Let me begin by saying that I still haven't heard Paatos' critically acclaimed album, Kallocain, produced by Porcupine Tree genius Steven Wilson. It garnered nothing but excellent reviews from the press worldwide, and I can safely say that, after buying and enjoying Timeloss immsensely, I will be checking out Kallocain as well.
Timeloss is the Swedish band's debut reissue by Inside Out with an extended booklet and a bonus video of the song "Hypnotique". Before I played the album, I took a look in the booklet and saw they thanked bands like Opeth, Mikael Akerdeldt, Anekdoten and Katatonia amongst others. Thus, I kind of knew what to expect from this disc. With a female singer named Petronella Nettermalm (who also plays some cello) that reportedly sounds like Bjork (though I wouldn't know since I've never heard any Bjork albums) and her husband Huxflux Nettermalm behind the drums, Paatos' debut immediately reminds me of three bands: Landberk, Anekdoten, and King Crimson. I also hear a good dose of Damnation-era Opeth here. Repeated listens, however, revealed that Timeloss is more attached to the Landberk sound with more restrained guitar playing. The heavy use of mellotron blended with jazzy drumming and bass figures and slight touches of post-rock make this 39-minute disc quite enjoyable. It's very easy to listen to it; and it's this what sets it apart from bands like King Crimson and their 90's pioneers Anekdoten.

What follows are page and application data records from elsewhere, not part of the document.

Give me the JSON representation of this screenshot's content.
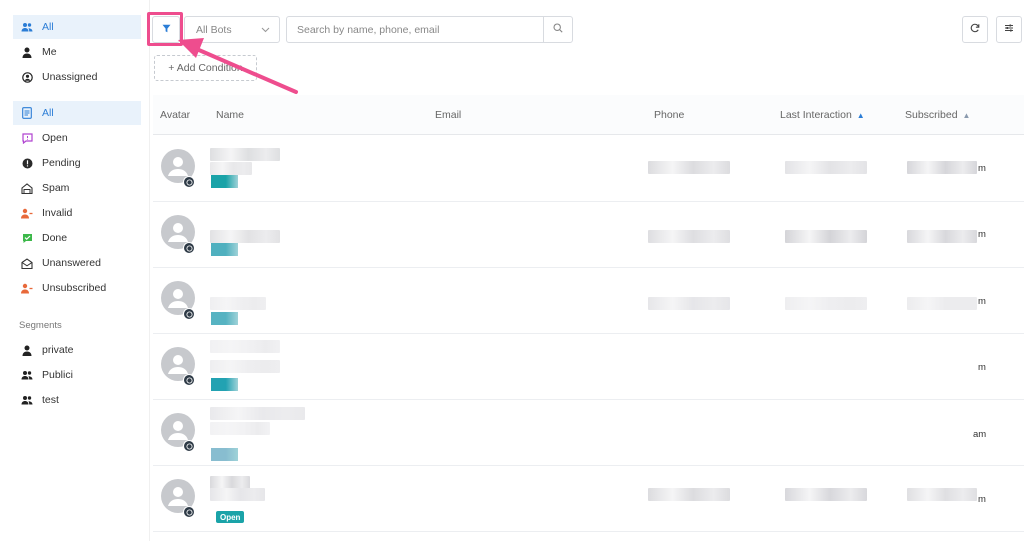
{
  "sidebar": {
    "top_items": [
      {
        "label": "All",
        "icon": "users-icon"
      },
      {
        "label": "Me",
        "icon": "user-icon"
      },
      {
        "label": "Unassigned",
        "icon": "user-circle-icon"
      }
    ],
    "status_items": [
      {
        "label": "All",
        "icon": "document-icon"
      },
      {
        "label": "Open",
        "icon": "chat-bubble-icon"
      },
      {
        "label": "Pending",
        "icon": "alert-icon"
      },
      {
        "label": "Spam",
        "icon": "spam-icon"
      },
      {
        "label": "Invalid",
        "icon": "user-invalid-icon"
      },
      {
        "label": "Done",
        "icon": "check-icon"
      },
      {
        "label": "Unanswered",
        "icon": "envelope-open-icon"
      },
      {
        "label": "Unsubscribed",
        "icon": "user-unsubscribe-icon"
      }
    ],
    "segments_label": "Segments",
    "segments": [
      {
        "label": "private",
        "icon": "user-icon"
      },
      {
        "label": "Publici",
        "icon": "users-icon"
      },
      {
        "label": "test",
        "icon": "users-icon"
      }
    ]
  },
  "toolbar": {
    "bots_select": "All Bots",
    "search_placeholder": "Search by name, phone, email",
    "add_condition": "+ Add Condition"
  },
  "table": {
    "columns": [
      "Avatar",
      "Name",
      "Email",
      "Phone",
      "Last Interaction",
      "Subscribed"
    ],
    "rows": [
      {
        "subscribed_suffix": "m",
        "status": ""
      },
      {
        "subscribed_suffix": "m",
        "status": ""
      },
      {
        "subscribed_suffix": "m",
        "status": ""
      },
      {
        "subscribed_suffix": "m",
        "status": ""
      },
      {
        "subscribed_suffix": "am",
        "status": ""
      },
      {
        "subscribed_suffix": "m",
        "status": "Open"
      }
    ]
  },
  "colors": {
    "accent": "#2b7dd6",
    "highlight": "#ee4d8e",
    "tag": "#1aa3a8"
  }
}
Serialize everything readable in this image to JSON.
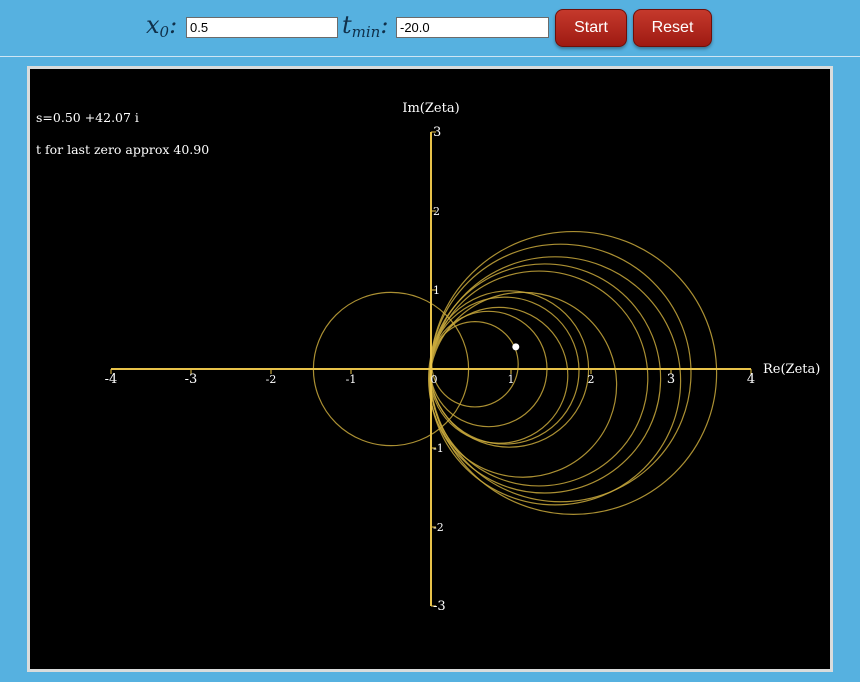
{
  "controls": {
    "x0_label": "x",
    "x0_sub": "0",
    "x0_value": "0.5",
    "tmin_label": "t",
    "tmin_sub": "min",
    "tmin_value": "-20.0",
    "start_label": "Start",
    "reset_label": "Reset"
  },
  "status": {
    "s_text": "s=0.50 +42.07 i",
    "zero_text": "t for last zero approx 40.90"
  },
  "colors": {
    "page_bg": "#56b1e0",
    "plot_bg": "#000000",
    "axis": "#e8c34a",
    "curve": "#c9a93c",
    "point": "#ffffff",
    "button": "#b22b1f"
  },
  "chart_data": {
    "type": "line",
    "title": "",
    "xlabel": "Re(Zeta)",
    "ylabel": "Im(Zeta)",
    "xlim": [
      -4,
      4
    ],
    "ylim": [
      -3,
      3
    ],
    "x_ticks": [
      -4,
      -3,
      -2,
      -1,
      0,
      1,
      2,
      3,
      4
    ],
    "y_ticks": [
      -3,
      -2,
      -1,
      0,
      1,
      2,
      3
    ],
    "x_tick_labels": [
      "-4",
      "-3",
      "-2",
      "-1",
      "0",
      "1",
      "2",
      "3",
      "4"
    ],
    "y_tick_labels": [
      "-3",
      "-2",
      "-1",
      "1",
      "2",
      "3"
    ],
    "grid": false,
    "series": [
      {
        "values": "loops of the image curve Re/Im of zeta(0.5 + i t) for t from -20.0 to 42.07, each loop passing through the origin",
        "loops": [
          {
            "center": [
              -0.5,
              0.0
            ],
            "radius": 0.97
          },
          {
            "center": [
              0.55,
              0.06
            ],
            "radius": 0.54
          },
          {
            "center": [
              0.72,
              0.0
            ],
            "radius": 0.73
          },
          {
            "center": [
              0.85,
              -0.08
            ],
            "radius": 0.86
          },
          {
            "center": [
              0.92,
              -0.02
            ],
            "radius": 0.93
          },
          {
            "center": [
              0.98,
              0.0
            ],
            "radius": 0.99
          },
          {
            "center": [
              1.15,
              -0.2
            ],
            "radius": 1.17
          },
          {
            "center": [
              1.35,
              -0.12
            ],
            "radius": 1.36
          },
          {
            "center": [
              1.42,
              -0.12
            ],
            "radius": 1.45
          },
          {
            "center": [
              1.55,
              -0.15
            ],
            "radius": 1.57
          },
          {
            "center": [
              1.62,
              -0.05
            ],
            "radius": 1.63
          },
          {
            "center": [
              1.78,
              -0.05
            ],
            "radius": 1.79
          }
        ]
      }
    ],
    "current_point": {
      "re": 1.06,
      "im": 0.28
    }
  }
}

Petronella's vocals are very soft, almost fragile. She sings in a very low key and almost whispers the lyrics at some parts. Her voice fits the music excellently though. Her husband Huxflux Nettermalm is also the main songwriter, both lyrics and music, and a great drummer. His playing in the end of "Téa" (which is the name of their daughter from what I read) is very palatable. "Téa" is also a song with Swedish lyrics only but it really doesn't detract from the song, since I rarely listen to the words Petronella sings, but more to her delivery.

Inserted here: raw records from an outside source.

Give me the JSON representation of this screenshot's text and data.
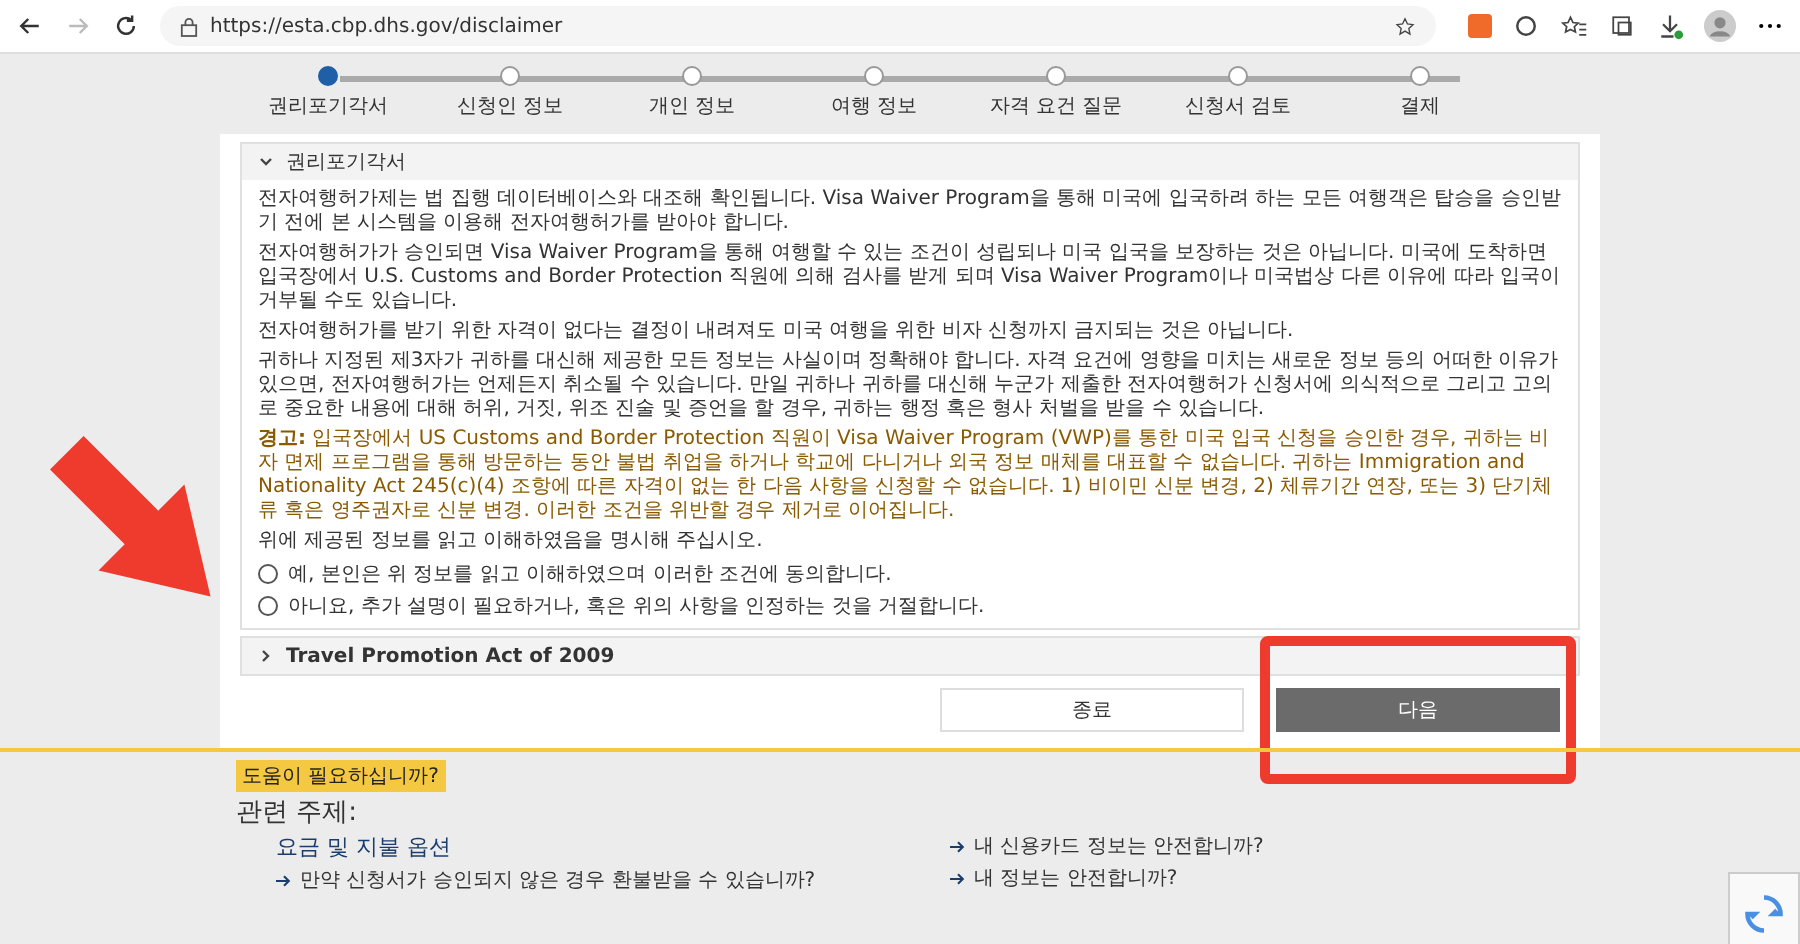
{
  "browser": {
    "url": "https://esta.cbp.dhs.gov/disclaimer"
  },
  "steps": [
    {
      "label": "권리포기각서",
      "selected": true
    },
    {
      "label": "신청인 정보",
      "selected": false
    },
    {
      "label": "개인 정보",
      "selected": false
    },
    {
      "label": "여행 정보",
      "selected": false
    },
    {
      "label": "자격 요건 질문",
      "selected": false
    },
    {
      "label": "신청서 검토",
      "selected": false
    },
    {
      "label": "결제",
      "selected": false
    }
  ],
  "sections": [
    {
      "title": "권리포기각서",
      "expanded": true,
      "paragraphs": [
        {
          "kind": "normal",
          "text": "전자여행허가제는 법 집행 데이터베이스와 대조해 확인됩니다. Visa Waiver Program을 통해 미국에 입국하려 하는 모든 여행객은 탑승을 승인받기 전에 본 시스템을 이용해 전자여행허가를 받아야 합니다."
        },
        {
          "kind": "normal",
          "text": "전자여행허가가 승인되면 Visa Waiver Program을 통해 여행할 수 있는 조건이 성립되나 미국 입국을 보장하는 것은 아닙니다. 미국에 도착하면 입국장에서 U.S. Customs and Border Protection 직원에 의해 검사를 받게 되며 Visa Waiver Program이나 미국법상 다른 이유에 따라 입국이 거부될 수도 있습니다."
        },
        {
          "kind": "normal",
          "text": "전자여행허가를 받기 위한 자격이 없다는 결정이 내려져도 미국 여행을 위한 비자 신청까지 금지되는 것은 아닙니다."
        },
        {
          "kind": "normal",
          "text": "귀하나 지정된 제3자가 귀하를 대신해 제공한 모든 정보는 사실이며 정확해야 합니다. 자격 요건에 영향을 미치는 새로운 정보 등의 어떠한 이유가 있으면, 전자여행허가는 언제든지 취소될 수 있습니다. 만일 귀하나 귀하를 대신해 누군가 제출한 전자여행허가 신청서에 의식적으로 그리고 고의로 중요한 내용에 대해 허위, 거짓, 위조 진술 및 증언을 할 경우, 귀하는 행정 혹은 형사 처벌을 받을 수 있습니다."
        },
        {
          "kind": "warning",
          "text": "**경고:** 입국장에서 US Customs and Border Protection 직원이 Visa Waiver Program (VWP)를 통한 미국 입국 신청을 승인한 경우, 귀하는 비자 면제 프로그램을 통해 방문하는 동안 불법 취업을 하거나 학교에 다니거나 외국 정보 매체를 대표할 수 없습니다. 귀하는 Immigration and Nationality Act 245(c)(4) 조항에 따른 자격이 없는 한 다음 사항을 신청할 수 없습니다. 1) 비이민 신분 변경, 2) 체류기간 연장, 또는 3) 단기체류 혹은 영주권자로 신분 변경. 이러한 조건을 위반할 경우 제거로 이어집니다."
        },
        {
          "kind": "normal",
          "text": "위에 제공된 정보를 읽고 이해하였음을 명시해 주십시오."
        }
      ],
      "options": [
        {
          "label": "예, 본인은 위 정보를 읽고 이해하였으며 이러한 조건에 동의합니다.",
          "selected": false
        },
        {
          "label": "아니요, 추가 설명이 필요하거나, 혹은 위의 사항을 인정하는 것을 거절합니다.",
          "selected": false
        }
      ]
    },
    {
      "title": "Travel Promotion Act of 2009",
      "expanded": false
    }
  ],
  "buttons": [
    {
      "label": "종료",
      "kind": "secondary"
    },
    {
      "label": "다음",
      "kind": "primary"
    }
  ],
  "footer": {
    "help": "도움이 필요하십니까?",
    "heading": "관련 주제:",
    "left": {
      "title": "요금 및 지불 옵션",
      "links": [
        "만약 신청서가 승인되지 않은 경우 환불받을 수 있습니까?"
      ]
    },
    "right": {
      "links": [
        "내 신용카드 정보는 안전합니까?",
        "내 정보는 안전합니까?"
      ]
    }
  }
}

Former Landberk guitarist Reine Fiske plays sparse, delicate guitar notes reminiscent of 70's German bands. The guitar playing is rather controlled though, as the music on Timeloss is more mellotron-heavy. The symphonic keys on "Hypnotique" mixed with avant-jazz drums and Petronella's cello are really beautiful. Fans of Paatos should give Steven Wilson's Blackfield project a listen if they like this track (except that Blackfield is a lot more progressive). The clarinet-supported "They Are Beautiful" bathes in seas of mellotron soundscapes created by Johan Wallen who also plays the piano, hammond and synthesizers. His electric piano on the 12-minute number "Quits" is one of the most exciting moments on this disc. It strangely reminds me of Pain of Salvation's frenzied keyboard intro on "Inside".

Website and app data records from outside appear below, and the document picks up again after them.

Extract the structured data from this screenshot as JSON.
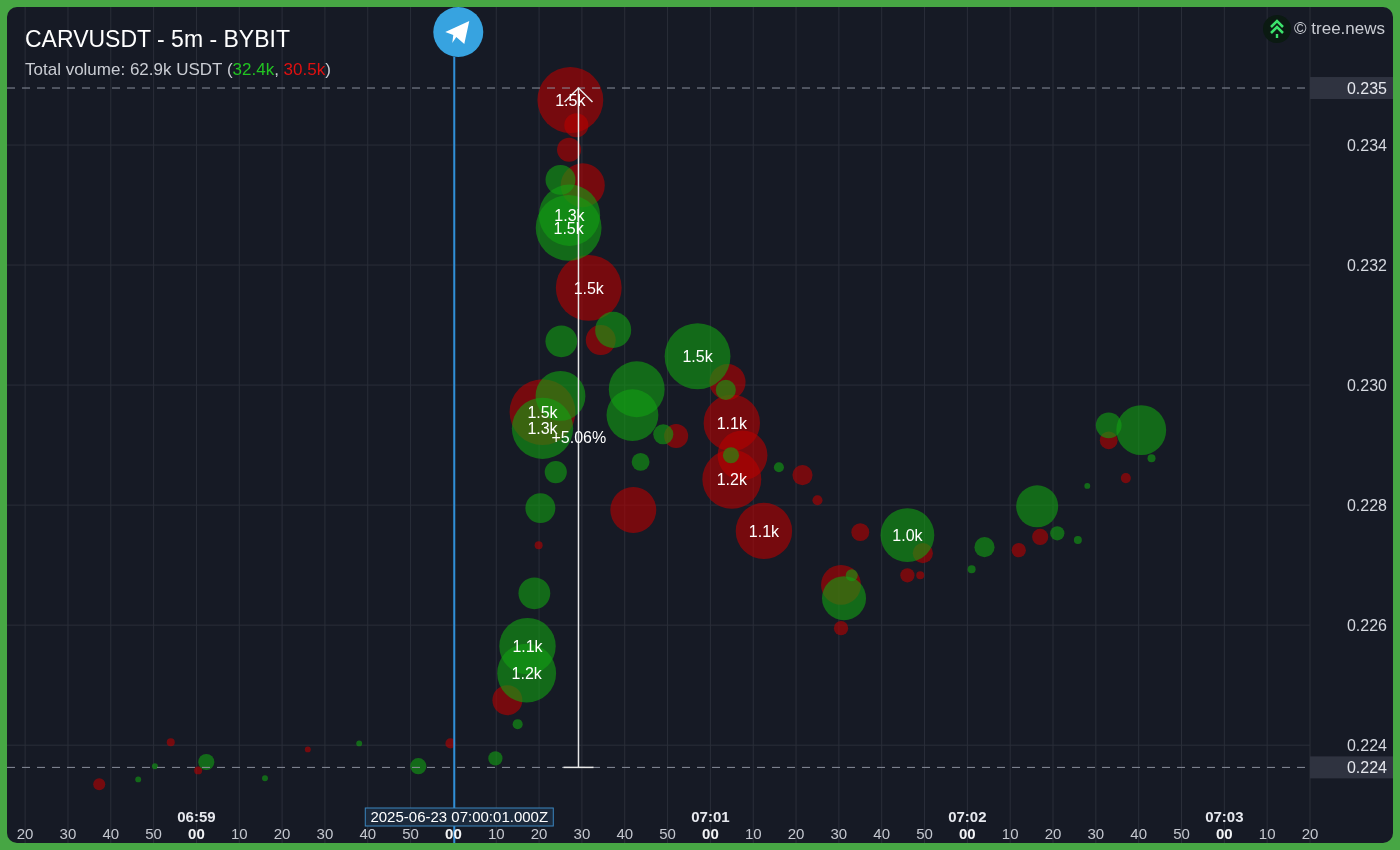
{
  "header": {
    "title": "CARVUSDT - 5m - BYBIT",
    "volume": {
      "prefix": "Total volume: 62.9k USDT (",
      "buy": "32.4k",
      "separator": ", ",
      "sell": "30.5k",
      "suffix": ")"
    }
  },
  "brand": {
    "text": "© tree.news"
  },
  "price_axis": {
    "labels": [
      "0.234",
      "0.232",
      "0.230",
      "0.228",
      "0.226",
      "0.224"
    ],
    "tags": [
      "0.235",
      "0.224"
    ]
  },
  "time_axis": {
    "labels": [
      "20",
      "30",
      "40",
      "50",
      "00",
      "10",
      "20",
      "30",
      "40",
      "50",
      "00",
      "10",
      "20",
      "30",
      "40",
      "50",
      "00",
      "10",
      "20",
      "30",
      "40",
      "50",
      "00",
      "10",
      "20",
      "30",
      "40",
      "50",
      "00",
      "10",
      "20"
    ],
    "minute_labels": [
      "06:59",
      "07:01",
      "07:02",
      "07:03"
    ],
    "crosshair_time": "2025-06-23 07:00:01.000Z"
  },
  "bubble_labels": [
    "1.5k",
    "1.3k",
    "1.5k",
    "1.5k",
    "1.5k",
    "1.5k",
    "1.3k",
    "1.1k",
    "1.2k",
    "1.1k",
    "1.0k",
    "1.1k",
    "1.2k"
  ],
  "change_label": "+5.06%"
}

The last song "Quits" is the most modern sounding tune. It features programmed drumming with strange beats and loops. The song delves into a jazzy experimental section with the addition of saxophone, trumpet and trombone in its second half. Nordic folk elements abound the composition secretly revealing the band's Scandinavian roots. I've been playing this for nearly three months and now it's time to pick up the follow-up, Kallocain, produced by one of the most talented musicians around, Steven Wilson.